BEGIN SOURCE MATERIAL
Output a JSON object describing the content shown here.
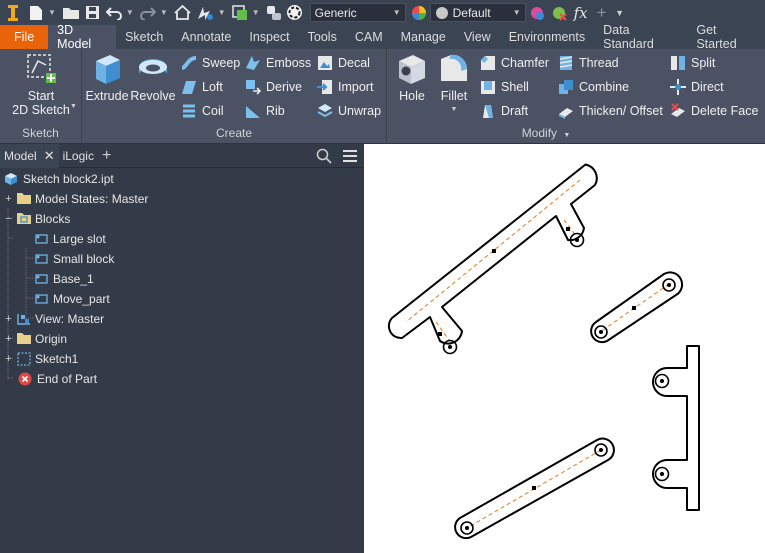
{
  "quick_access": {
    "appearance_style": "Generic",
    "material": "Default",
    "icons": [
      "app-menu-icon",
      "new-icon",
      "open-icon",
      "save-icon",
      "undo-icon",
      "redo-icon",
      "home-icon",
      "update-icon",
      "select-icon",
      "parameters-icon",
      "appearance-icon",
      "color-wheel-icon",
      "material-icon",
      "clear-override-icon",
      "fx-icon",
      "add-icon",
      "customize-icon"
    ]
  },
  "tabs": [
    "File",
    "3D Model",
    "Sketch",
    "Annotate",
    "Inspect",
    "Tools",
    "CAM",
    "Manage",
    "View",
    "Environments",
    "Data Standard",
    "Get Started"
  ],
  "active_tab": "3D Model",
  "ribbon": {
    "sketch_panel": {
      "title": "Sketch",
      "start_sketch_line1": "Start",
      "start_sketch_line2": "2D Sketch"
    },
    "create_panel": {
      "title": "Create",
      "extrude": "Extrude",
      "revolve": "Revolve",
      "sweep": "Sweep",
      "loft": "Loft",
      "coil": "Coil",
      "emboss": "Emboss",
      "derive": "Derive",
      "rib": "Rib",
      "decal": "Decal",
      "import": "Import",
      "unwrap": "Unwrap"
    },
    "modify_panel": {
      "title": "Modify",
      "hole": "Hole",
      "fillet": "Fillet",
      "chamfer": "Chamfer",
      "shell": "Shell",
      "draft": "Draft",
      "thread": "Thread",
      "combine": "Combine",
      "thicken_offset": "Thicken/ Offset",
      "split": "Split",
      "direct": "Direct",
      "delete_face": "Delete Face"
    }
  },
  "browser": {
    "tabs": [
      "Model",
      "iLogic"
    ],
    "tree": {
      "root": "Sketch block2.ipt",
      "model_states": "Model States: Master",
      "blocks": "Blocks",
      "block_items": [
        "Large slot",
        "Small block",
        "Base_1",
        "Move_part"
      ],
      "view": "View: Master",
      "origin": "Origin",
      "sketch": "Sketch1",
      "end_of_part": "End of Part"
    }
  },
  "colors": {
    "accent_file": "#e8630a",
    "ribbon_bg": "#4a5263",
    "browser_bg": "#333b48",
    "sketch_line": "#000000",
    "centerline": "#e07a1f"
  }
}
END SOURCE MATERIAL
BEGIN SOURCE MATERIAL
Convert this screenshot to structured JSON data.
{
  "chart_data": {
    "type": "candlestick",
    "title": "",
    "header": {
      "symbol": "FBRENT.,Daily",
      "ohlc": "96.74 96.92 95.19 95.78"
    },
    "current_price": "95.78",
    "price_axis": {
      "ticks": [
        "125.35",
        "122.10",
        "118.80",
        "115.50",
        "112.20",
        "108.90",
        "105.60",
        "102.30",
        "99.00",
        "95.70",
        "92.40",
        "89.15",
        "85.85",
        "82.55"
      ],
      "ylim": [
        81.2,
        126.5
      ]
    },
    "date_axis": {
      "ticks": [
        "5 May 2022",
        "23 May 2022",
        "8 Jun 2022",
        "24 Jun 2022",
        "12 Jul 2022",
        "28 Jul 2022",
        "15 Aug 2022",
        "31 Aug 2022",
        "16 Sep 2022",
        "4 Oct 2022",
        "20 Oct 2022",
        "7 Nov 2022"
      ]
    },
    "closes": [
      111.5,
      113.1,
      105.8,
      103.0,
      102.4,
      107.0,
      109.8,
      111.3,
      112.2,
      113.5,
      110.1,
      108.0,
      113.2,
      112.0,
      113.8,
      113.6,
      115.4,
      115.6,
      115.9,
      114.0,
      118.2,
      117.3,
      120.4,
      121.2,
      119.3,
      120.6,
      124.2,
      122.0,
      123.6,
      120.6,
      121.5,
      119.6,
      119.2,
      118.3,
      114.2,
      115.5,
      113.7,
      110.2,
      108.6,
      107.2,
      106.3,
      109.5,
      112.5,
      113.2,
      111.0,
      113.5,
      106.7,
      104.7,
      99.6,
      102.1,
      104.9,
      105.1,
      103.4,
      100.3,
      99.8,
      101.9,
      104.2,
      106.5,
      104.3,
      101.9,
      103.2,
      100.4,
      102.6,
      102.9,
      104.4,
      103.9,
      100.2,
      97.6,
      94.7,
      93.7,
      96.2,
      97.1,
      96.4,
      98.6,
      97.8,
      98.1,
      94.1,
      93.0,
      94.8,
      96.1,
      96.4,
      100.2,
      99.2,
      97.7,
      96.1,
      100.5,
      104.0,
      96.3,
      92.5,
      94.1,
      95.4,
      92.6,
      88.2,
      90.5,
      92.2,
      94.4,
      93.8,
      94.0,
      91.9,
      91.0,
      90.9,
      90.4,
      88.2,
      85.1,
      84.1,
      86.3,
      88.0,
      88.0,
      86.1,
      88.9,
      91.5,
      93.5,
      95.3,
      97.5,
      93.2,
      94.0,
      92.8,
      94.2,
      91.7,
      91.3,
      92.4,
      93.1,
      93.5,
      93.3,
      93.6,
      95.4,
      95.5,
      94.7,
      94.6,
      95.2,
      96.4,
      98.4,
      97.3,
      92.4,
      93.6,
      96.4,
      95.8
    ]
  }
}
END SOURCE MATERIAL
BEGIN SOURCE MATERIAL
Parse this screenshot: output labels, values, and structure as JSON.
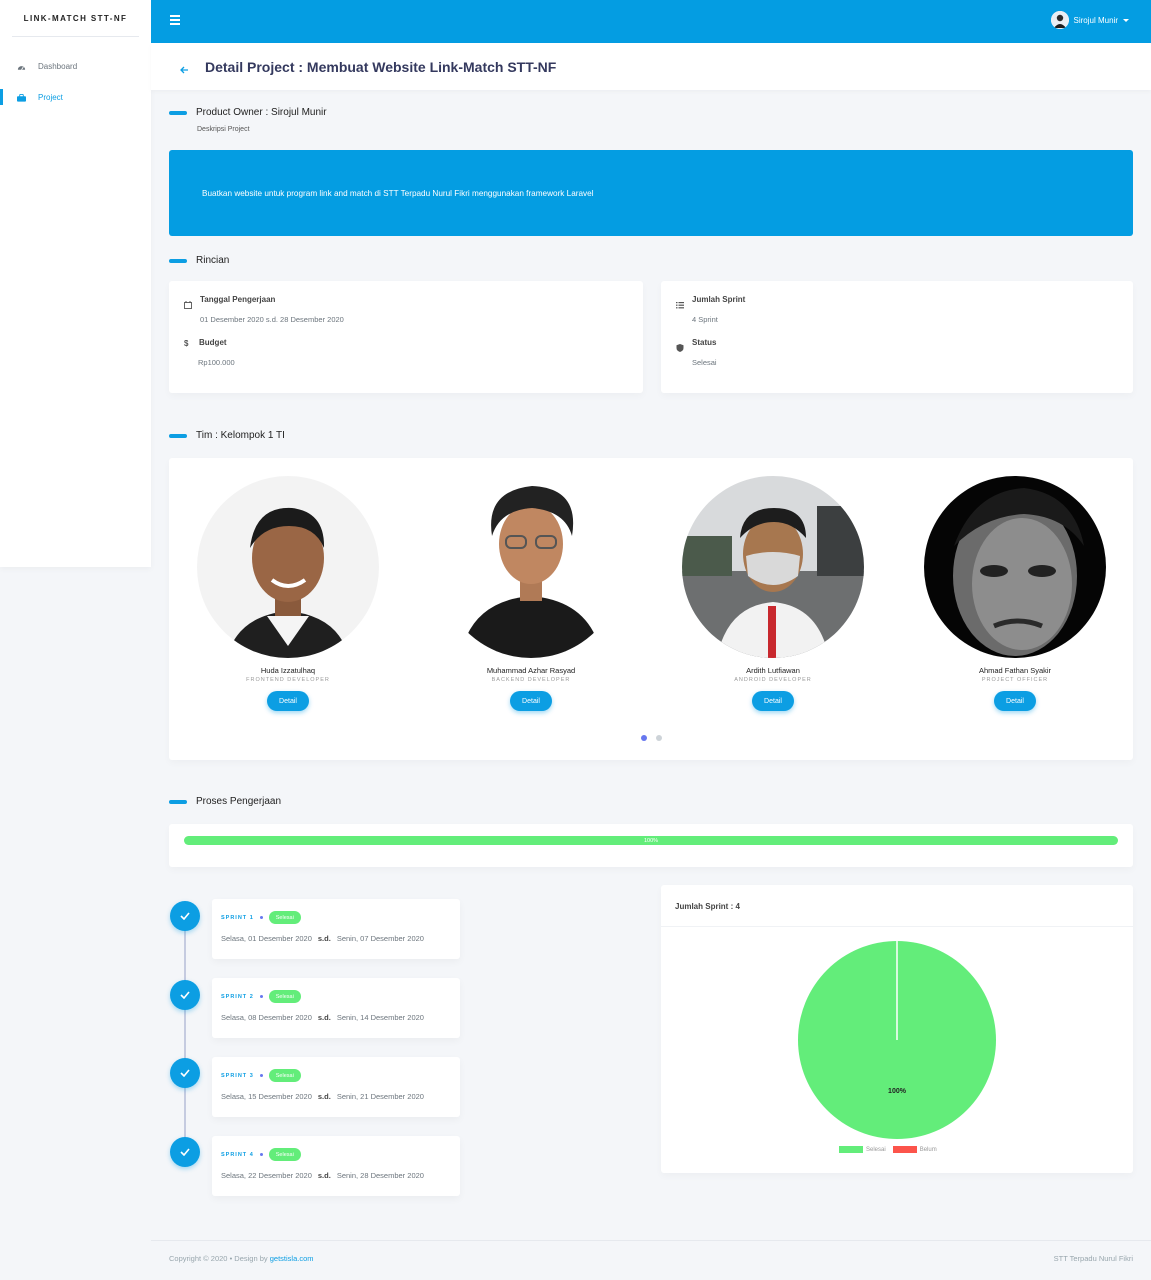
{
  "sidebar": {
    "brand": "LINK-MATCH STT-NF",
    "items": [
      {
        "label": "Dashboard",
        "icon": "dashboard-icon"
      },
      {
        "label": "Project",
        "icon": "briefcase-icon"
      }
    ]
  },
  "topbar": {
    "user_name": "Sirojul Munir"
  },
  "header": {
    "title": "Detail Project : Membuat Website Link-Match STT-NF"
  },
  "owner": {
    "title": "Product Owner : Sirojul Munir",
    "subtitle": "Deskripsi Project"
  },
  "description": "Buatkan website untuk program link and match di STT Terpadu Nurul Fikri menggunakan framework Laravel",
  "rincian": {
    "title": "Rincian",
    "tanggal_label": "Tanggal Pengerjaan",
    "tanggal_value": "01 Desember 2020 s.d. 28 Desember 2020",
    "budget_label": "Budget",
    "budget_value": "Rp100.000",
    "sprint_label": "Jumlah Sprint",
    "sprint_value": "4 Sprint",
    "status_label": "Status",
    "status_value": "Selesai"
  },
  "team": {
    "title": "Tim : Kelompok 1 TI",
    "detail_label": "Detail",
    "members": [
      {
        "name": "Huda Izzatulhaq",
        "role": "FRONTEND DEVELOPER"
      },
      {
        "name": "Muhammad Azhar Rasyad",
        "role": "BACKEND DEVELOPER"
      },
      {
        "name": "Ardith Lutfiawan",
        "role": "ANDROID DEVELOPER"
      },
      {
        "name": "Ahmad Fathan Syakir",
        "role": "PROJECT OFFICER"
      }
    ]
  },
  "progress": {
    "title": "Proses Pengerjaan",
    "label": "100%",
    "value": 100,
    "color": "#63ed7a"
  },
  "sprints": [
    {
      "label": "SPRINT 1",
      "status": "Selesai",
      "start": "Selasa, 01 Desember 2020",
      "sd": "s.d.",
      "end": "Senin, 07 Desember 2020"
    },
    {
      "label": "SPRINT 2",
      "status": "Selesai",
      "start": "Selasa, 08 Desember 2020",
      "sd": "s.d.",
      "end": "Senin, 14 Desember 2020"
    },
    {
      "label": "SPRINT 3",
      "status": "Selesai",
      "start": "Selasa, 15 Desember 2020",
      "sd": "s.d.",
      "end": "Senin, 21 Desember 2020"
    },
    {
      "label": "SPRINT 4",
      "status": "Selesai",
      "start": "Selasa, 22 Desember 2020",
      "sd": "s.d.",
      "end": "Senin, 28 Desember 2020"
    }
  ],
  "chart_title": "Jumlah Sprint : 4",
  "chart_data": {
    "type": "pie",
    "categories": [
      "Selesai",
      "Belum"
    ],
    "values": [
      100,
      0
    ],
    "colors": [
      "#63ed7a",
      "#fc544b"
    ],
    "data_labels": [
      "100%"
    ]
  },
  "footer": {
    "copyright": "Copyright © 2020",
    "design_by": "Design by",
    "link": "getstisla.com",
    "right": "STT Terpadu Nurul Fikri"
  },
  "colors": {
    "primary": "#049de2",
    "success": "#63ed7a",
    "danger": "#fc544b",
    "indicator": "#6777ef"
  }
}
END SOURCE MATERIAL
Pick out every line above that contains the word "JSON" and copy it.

Output a JSON object describing the content shown here.
Convert this screenshot to structured JSON data.
Parse this screenshot: output labels, values, and structure as JSON.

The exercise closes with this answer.